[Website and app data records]

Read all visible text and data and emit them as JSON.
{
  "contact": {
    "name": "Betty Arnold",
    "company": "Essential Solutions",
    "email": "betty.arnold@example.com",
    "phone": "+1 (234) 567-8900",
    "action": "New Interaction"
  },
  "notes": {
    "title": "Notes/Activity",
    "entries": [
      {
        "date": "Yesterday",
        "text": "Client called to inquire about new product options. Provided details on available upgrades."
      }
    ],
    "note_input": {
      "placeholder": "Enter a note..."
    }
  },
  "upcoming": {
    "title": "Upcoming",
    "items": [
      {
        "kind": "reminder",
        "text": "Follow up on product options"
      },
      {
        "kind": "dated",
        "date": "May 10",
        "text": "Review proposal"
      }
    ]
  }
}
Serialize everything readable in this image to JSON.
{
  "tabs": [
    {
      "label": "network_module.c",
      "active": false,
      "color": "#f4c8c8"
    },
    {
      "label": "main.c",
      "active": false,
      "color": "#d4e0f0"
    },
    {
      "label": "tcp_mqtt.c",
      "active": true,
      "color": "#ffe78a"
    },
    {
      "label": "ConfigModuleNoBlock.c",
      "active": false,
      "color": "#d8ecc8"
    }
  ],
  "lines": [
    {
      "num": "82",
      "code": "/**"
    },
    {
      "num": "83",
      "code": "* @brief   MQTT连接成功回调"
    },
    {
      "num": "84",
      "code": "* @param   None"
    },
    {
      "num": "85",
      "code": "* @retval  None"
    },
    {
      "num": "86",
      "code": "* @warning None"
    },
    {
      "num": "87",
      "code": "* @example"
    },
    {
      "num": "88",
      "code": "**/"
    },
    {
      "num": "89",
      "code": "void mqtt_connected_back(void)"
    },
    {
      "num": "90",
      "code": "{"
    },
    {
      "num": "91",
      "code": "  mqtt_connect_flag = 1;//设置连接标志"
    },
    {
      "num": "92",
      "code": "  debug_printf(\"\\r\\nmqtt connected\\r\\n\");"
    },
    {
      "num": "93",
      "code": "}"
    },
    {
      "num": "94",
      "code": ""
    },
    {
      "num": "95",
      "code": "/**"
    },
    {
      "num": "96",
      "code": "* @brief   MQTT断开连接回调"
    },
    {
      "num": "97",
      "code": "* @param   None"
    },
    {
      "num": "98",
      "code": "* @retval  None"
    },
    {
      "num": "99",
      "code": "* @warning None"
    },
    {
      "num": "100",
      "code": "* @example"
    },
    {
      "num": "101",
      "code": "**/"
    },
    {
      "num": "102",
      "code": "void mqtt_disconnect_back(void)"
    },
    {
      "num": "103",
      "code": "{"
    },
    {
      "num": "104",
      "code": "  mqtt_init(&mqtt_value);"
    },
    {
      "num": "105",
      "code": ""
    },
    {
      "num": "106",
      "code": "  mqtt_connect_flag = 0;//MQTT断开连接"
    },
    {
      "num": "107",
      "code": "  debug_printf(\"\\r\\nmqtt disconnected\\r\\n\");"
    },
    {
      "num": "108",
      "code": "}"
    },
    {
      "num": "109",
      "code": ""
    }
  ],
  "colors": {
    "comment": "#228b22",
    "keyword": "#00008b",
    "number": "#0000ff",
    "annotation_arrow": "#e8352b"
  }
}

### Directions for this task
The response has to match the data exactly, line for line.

### Result below
Read all visible text and data and emit them as JSON.
{
  "contact": {
    "name": "Betty Arnold",
    "company": "Essential Solutions",
    "email": "betty.arnold@example.com",
    "phone": "+1 (234) 567-8900",
    "action": "New Interaction"
  },
  "notes": {
    "title": "Notes/Activity",
    "entries": [
      {
        "date": "Yesterday",
        "text": "Client called to inquire about new product options. Provided details on available upgrades."
      }
    ],
    "note_input": {
      "placeholder": "Enter a note..."
    }
  },
  "upcoming": {
    "title": "Upcoming",
    "items": [
      {
        "kind": "reminder",
        "text": "Follow up on product options"
      },
      {
        "kind": "dated",
        "date": "May 10",
        "text": "Review proposal"
      }
    ]
  }
}
Serialize everything readable in this image to JSON.
{
  "tabs": [
    {
      "label": "network_module.c",
      "active": false,
      "color": "#f4c8c8"
    },
    {
      "label": "main.c",
      "active": false,
      "color": "#d4e0f0"
    },
    {
      "label": "tcp_mqtt.c",
      "active": true,
      "color": "#ffe78a"
    },
    {
      "label": "ConfigModuleNoBlock.c",
      "active": false,
      "color": "#d8ecc8"
    }
  ],
  "lines": [
    {
      "num": "82",
      "code": "/**"
    },
    {
      "num": "83",
      "code": "* @brief   MQTT连接成功回调"
    },
    {
      "num": "84",
      "code": "* @param   None"
    },
    {
      "num": "85",
      "code": "* @retval  None"
    },
    {
      "num": "86",
      "code": "* @warning None"
    },
    {
      "num": "87",
      "code": "* @example"
    },
    {
      "num": "88",
      "code": "**/"
    },
    {
      "num": "89",
      "code": "void mqtt_connected_back(void)"
    },
    {
      "num": "90",
      "code": "{"
    },
    {
      "num": "91",
      "code": "  mqtt_connect_flag = 1;//设置连接标志"
    },
    {
      "num": "92",
      "code": "  debug_printf(\"\\r\\nmqtt connected\\r\\n\");"
    },
    {
      "num": "93",
      "code": "}"
    },
    {
      "num": "94",
      "code": ""
    },
    {
      "num": "95",
      "code": "/**"
    },
    {
      "num": "96",
      "code": "* @brief   MQTT断开连接回调"
    },
    {
      "num": "97",
      "code": "* @param   None"
    },
    {
      "num": "98",
      "code": "* @retval  None"
    },
    {
      "num": "99",
      "code": "* @warning None"
    },
    {
      "num": "100",
      "code": "* @example"
    },
    {
      "num": "101",
      "code": "**/"
    },
    {
      "num": "102",
      "code": "void mqtt_disconnect_back(void)"
    },
    {
      "num": "103",
      "code": "{"
    },
    {
      "num": "104",
      "code": "  mqtt_init(&mqtt_value);"
    },
    {
      "num": "105",
      "code": ""
    },
    {
      "num": "106",
      "code": "  mqtt_connect_flag = 0;//MQTT断开连接"
    },
    {
      "num": "107",
      "code": "  debug_printf(\"\\r\\nmqtt disconnected\\r\\n\");"
    },
    {
      "num": "108",
      "code": "}"
    },
    {
      "num": "109",
      "code": ""
    }
  ],
  "colors": {
    "comment": "#228b22",
    "keyword": "#00008b",
    "number": "#0000ff",
    "annotation_arrow": "#e8352b"
  }
}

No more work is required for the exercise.